You notice something that you have always believed to be true — even if refuted by a tech company — turns out to be, yeah, true.

You almost feel guilty, in a way. You want to beat yourself “I knew it. I knew it, I knew it.”

So finally we see here that Google’s own engineers don’t even understand the privacy controls of the company.

A (sadly unnamed) Google engineer offers this 2018 email about the company’s location monitoring controls in court documents unsealed in Arizona last week: “Location off should mean location off, not ‘except for this case or that case.’ The current UI thinks it’s built to make it possible, but it’s complicated enough for people not to find it out.”

Who would ever believe that a company that flouted privacy more vigorously and more often than a flasher could make privacy controls so impenetrable that even the big brains of the business couldn’t work out them?

Those tech companies in days of yesteryear were run by such wily young people. After Facebook CEO Mark Zuckerberg insisted in 2010 that people don’t want privacy, you’ve had the impression you ‘d never get any.

You believed that the likes of Facebook and Google would yield untold billions from hourly handover of your private information to the highest bidder.

Indeed, it was only when their transgressions became laughably obvious that any privacy protections worth the name even were implemented by such tech companies. Ok, something-or-other name privacy, not even the power over name privacy.

In the same year 2010, Facebook streamlined its privacy controls. Or, should I say, “simpler.” But real people did not find them that easy. I am sure they don’t.

As for Google, well, who did not feel able to laugh when CEO Sundar Pichai proclaimed during the 2018 congressional hearings: “Our mission is to protect your privacy.”

How curious, then, that another Google engineer provided bracing words during the very same year, as the court records show.

Asked about location data and how Google kept it secret, the engineer wrote: “I would like to know which of these choices (some? all? none?) would enter me into the wrongful-arrest lottery, and I would like it to be very obvious even to the least technical people.”

Clarity and tech firms are like fish and trees coming together. For too long one of the hidden joys of running a tech company lies in the assurance that your customers have no clear understanding of what you were doing or how. And you didn’t feel obligated to bring them to light.

There was no hope for the less skilled people to realize what was going on. They contributed significantly, of course, by not taking care of enough, or even at all. To post pictures of the cake you’ve just baked, the bike you’ve just bought, or the spouse you’ve just married, was too thrilling.

There was, nevertheless, trust expectation somewhere. Yeah, oh tech business, you ‘re doing wizard work and making my life so much better and simpler, but try not to take advantage (too much) of that.

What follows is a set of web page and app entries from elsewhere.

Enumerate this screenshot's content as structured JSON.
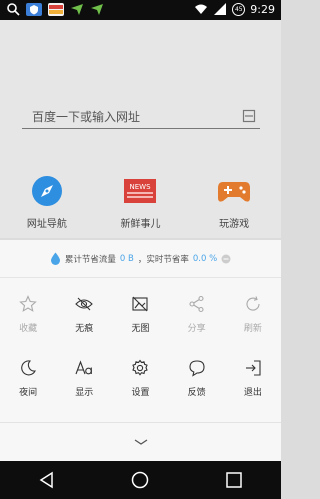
{
  "status_bar": {
    "time": "9:29",
    "battery_level": "45",
    "notification_icons": [
      "search-icon",
      "shield-icon",
      "lottery-icon",
      "send-icon",
      "send-icon"
    ]
  },
  "browser": {
    "search_placeholder": "百度一下或输入网址",
    "shortcuts": [
      {
        "label": "网址导航",
        "icon": "compass-icon"
      },
      {
        "label": "新鲜事儿",
        "icon": "news-icon",
        "badge": "NEWS"
      },
      {
        "label": "玩游戏",
        "icon": "gamepad-icon"
      }
    ]
  },
  "data_saving": {
    "prefix": "累计节省流量",
    "saved": "0 B",
    "middle": "，实时节省率",
    "rate": "0.0 %"
  },
  "menu": {
    "row1": [
      {
        "label": "收藏",
        "icon": "star-icon",
        "enabled": false
      },
      {
        "label": "无痕",
        "icon": "incognito-eye-icon",
        "enabled": true
      },
      {
        "label": "无图",
        "icon": "no-image-icon",
        "enabled": true
      },
      {
        "label": "分享",
        "icon": "share-icon",
        "enabled": false
      },
      {
        "label": "刷新",
        "icon": "refresh-icon",
        "enabled": false
      }
    ],
    "row2": [
      {
        "label": "夜间",
        "icon": "moon-icon",
        "enabled": true
      },
      {
        "label": "显示",
        "icon": "font-icon",
        "enabled": true
      },
      {
        "label": "设置",
        "icon": "gear-icon",
        "enabled": true
      },
      {
        "label": "反馈",
        "icon": "feedback-icon",
        "enabled": true
      },
      {
        "label": "退出",
        "icon": "exit-icon",
        "enabled": true
      }
    ]
  },
  "colors": {
    "accent": "#4aa5e8",
    "news_red": "#d9423b",
    "game_orange": "#e27b2e"
  }
}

How those Google engineers must have thought to see just how much benefit they took.

Google’s mindset, of course, is to say it is working too hard to strengthen restrictions on privacy.

In fact , Google launched an option last year that would allow users to ensure that data on location history and even data on search history could be auto-deleted.

This may only have been because those in government are trying too hard to pass tough regulations that will make the lives of tech firms a little harder.

It may also have been because Google and Facebook likes have found all kinds of new ways to follow people around and monetize every step and every thought they make. In fact, the Arizona lawsuit states that turning off location tracking won’t mean Google won’t be able to target you. It simply means that the business can not target you as reliably as the fourth pavement slab outside number 83, Outofharms Way, does.

And then DoubleClick is in. If you want to fix the penchant of this ad service to deliver location-based advertisements, it seems you need to go to another small app. (Disclosure: DoubleClick owns Google.)

Do users need to work so hard to achieve a bit of privacy? How many people do you meet, who changes their privacy settings on their devices and apps actively and regularly?

Maybe an uplifting day will come when we can arrange all of our social media and other online activities in even more specific ways. Maybe we’ll be able to decide exactly who gets to learn something about us in some incredibly simple way.

Maybe at the same time, I am dreaming and joking.

Categorized in:

Tagged in: